--- START ---
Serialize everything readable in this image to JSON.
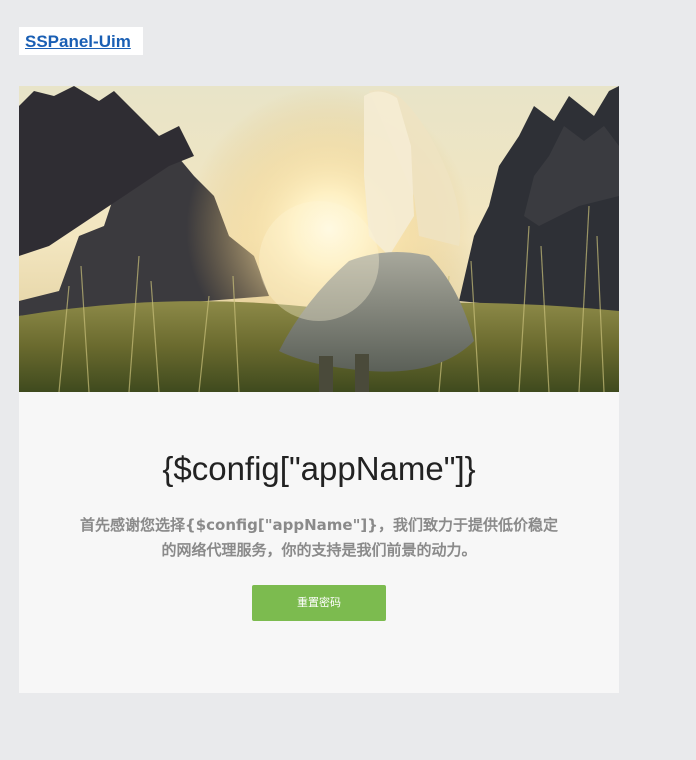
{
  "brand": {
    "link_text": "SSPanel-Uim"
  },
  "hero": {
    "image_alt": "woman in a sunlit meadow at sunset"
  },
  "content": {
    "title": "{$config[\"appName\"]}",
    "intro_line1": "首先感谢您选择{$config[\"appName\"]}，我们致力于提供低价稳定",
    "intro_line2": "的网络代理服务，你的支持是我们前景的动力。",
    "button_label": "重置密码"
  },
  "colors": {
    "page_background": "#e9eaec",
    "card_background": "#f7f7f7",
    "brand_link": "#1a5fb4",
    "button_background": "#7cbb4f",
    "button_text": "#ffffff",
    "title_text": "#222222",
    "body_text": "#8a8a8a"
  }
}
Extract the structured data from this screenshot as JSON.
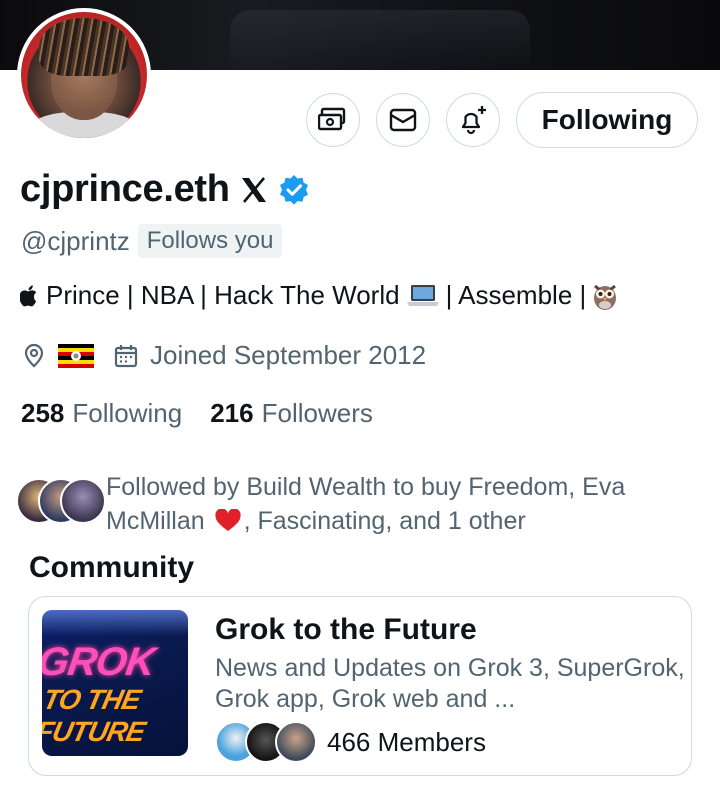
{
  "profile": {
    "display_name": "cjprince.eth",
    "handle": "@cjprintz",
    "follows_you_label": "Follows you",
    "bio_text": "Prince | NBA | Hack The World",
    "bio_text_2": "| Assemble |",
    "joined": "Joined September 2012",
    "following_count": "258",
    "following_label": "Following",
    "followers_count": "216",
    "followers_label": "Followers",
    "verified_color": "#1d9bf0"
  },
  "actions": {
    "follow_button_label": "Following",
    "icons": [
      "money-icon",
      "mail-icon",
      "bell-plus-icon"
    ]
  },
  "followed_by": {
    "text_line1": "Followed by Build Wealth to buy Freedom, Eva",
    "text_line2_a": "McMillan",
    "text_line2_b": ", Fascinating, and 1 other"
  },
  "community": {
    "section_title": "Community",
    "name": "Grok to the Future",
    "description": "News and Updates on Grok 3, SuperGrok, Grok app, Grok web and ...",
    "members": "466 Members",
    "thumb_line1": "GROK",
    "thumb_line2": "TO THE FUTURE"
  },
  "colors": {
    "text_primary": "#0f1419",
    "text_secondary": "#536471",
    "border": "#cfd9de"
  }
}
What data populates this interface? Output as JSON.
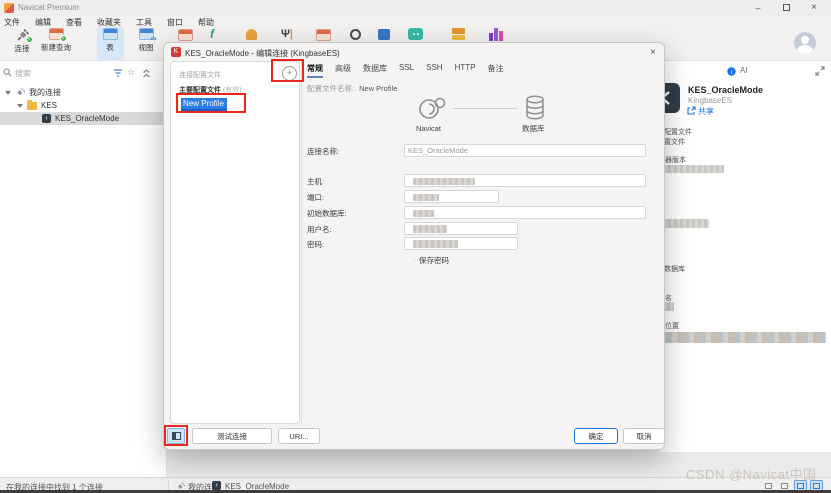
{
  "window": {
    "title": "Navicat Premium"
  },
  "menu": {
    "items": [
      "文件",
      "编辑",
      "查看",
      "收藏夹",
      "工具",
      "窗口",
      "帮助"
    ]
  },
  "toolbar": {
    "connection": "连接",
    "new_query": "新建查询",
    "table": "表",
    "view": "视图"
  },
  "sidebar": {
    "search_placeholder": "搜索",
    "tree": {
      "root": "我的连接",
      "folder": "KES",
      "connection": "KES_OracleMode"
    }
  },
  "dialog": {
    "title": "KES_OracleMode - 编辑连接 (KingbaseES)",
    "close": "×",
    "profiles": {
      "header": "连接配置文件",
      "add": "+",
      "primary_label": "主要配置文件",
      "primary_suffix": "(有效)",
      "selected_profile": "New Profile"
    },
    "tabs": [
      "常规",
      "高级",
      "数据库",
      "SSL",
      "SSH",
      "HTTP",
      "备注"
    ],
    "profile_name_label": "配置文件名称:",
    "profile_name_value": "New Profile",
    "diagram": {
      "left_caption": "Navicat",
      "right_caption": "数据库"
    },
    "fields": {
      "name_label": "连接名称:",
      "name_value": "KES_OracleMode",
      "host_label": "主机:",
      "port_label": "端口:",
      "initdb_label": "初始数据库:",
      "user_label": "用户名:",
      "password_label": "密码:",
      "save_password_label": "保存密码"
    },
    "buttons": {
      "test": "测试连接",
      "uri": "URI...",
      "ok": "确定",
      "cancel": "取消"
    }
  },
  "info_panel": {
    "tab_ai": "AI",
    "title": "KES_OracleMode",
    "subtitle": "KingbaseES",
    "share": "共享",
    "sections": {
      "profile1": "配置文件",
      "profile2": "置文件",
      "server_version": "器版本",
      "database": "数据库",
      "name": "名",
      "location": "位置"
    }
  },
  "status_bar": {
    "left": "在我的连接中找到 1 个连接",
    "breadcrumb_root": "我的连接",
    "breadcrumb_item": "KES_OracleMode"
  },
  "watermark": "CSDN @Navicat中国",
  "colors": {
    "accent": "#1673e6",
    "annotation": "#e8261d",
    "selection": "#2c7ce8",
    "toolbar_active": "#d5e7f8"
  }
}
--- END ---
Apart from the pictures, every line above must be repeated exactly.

(Exercise output)
Serialize everything readable in this image to JSON.
{
  "brand": {
    "link_text": "SSPanel-Uim"
  },
  "hero": {
    "image_alt": "woman in a sunlit meadow at sunset"
  },
  "content": {
    "title": "{$config[\"appName\"]}",
    "intro_line1": "首先感谢您选择{$config[\"appName\"]}，我们致力于提供低价稳定",
    "intro_line2": "的网络代理服务，你的支持是我们前景的动力。",
    "button_label": "重置密码"
  },
  "colors": {
    "page_background": "#e9eaec",
    "card_background": "#f7f7f7",
    "brand_link": "#1a5fb4",
    "button_background": "#7cbb4f",
    "button_text": "#ffffff",
    "title_text": "#222222",
    "body_text": "#8a8a8a"
  }
}
Extract the structured data from this screenshot as JSON.
{
  "profile": {
    "display_name": "cjprince.eth",
    "handle": "@cjprintz",
    "follows_you_label": "Follows you",
    "bio_text": "Prince | NBA | Hack The World",
    "bio_text_2": "| Assemble |",
    "joined": "Joined September 2012",
    "following_count": "258",
    "following_label": "Following",
    "followers_count": "216",
    "followers_label": "Followers",
    "verified_color": "#1d9bf0"
  },
  "actions": {
    "follow_button_label": "Following",
    "icons": [
      "money-icon",
      "mail-icon",
      "bell-plus-icon"
    ]
  },
  "followed_by": {
    "text_line1": "Followed by Build Wealth to buy Freedom, Eva",
    "text_line2_a": "McMillan",
    "text_line2_b": ", Fascinating, and 1 other"
  },
  "community": {
    "section_title": "Community",
    "name": "Grok to the Future",
    "description": "News and Updates on Grok 3, SuperGrok, Grok app, Grok web and ...",
    "members": "466 Members",
    "thumb_line1": "GROK",
    "thumb_line2": "TO THE FUTURE"
  },
  "colors": {
    "text_primary": "#0f1419",
    "text_secondary": "#536471",
    "border": "#cfd9de"
  }
}
What data populates this interface? Output as JSON.
{
  "window": {
    "title": "Navicat Premium"
  },
  "menu": {
    "items": [
      "文件",
      "编辑",
      "查看",
      "收藏夹",
      "工具",
      "窗口",
      "帮助"
    ]
  },
  "toolbar": {
    "connection": "连接",
    "new_query": "新建查询",
    "table": "表",
    "view": "视图"
  },
  "sidebar": {
    "search_placeholder": "搜索",
    "tree": {
      "root": "我的连接",
      "folder": "KES",
      "connection": "KES_OracleMode"
    }
  },
  "dialog": {
    "title": "KES_OracleMode - 编辑连接 (KingbaseES)",
    "close": "×",
    "profiles": {
      "header": "连接配置文件",
      "add": "+",
      "primary_label": "主要配置文件",
      "primary_suffix": "(有效)",
      "selected_profile": "New Profile"
    },
    "tabs": [
      "常规",
      "高级",
      "数据库",
      "SSL",
      "SSH",
      "HTTP",
      "备注"
    ],
    "profile_name_label": "配置文件名称:",
    "profile_name_value": "New Profile",
    "diagram": {
      "left_caption": "Navicat",
      "right_caption": "数据库"
    },
    "fields": {
      "name_label": "连接名称:",
      "name_value": "KES_OracleMode",
      "host_label": "主机:",
      "port_label": "端口:",
      "initdb_label": "初始数据库:",
      "user_label": "用户名:",
      "password_label": "密码:",
      "save_password_label": "保存密码"
    },
    "buttons": {
      "test": "测试连接",
      "uri": "URI...",
      "ok": "确定",
      "cancel": "取消"
    }
  },
  "info_panel": {
    "tab_ai": "AI",
    "title": "KES_OracleMode",
    "subtitle": "KingbaseES",
    "share": "共享",
    "sections": {
      "profile1": "配置文件",
      "profile2": "置文件",
      "server_version": "器版本",
      "database": "数据库",
      "name": "名",
      "location": "位置"
    }
  },
  "status_bar": {
    "left": "在我的连接中找到 1 个连接",
    "breadcrumb_root": "我的连接",
    "breadcrumb_item": "KES_OracleMode"
  },
  "watermark": "CSDN @Navicat中国",
  "colors": {
    "accent": "#1673e6",
    "annotation": "#e8261d",
    "selection": "#2c7ce8",
    "toolbar_active": "#d5e7f8"
  }
}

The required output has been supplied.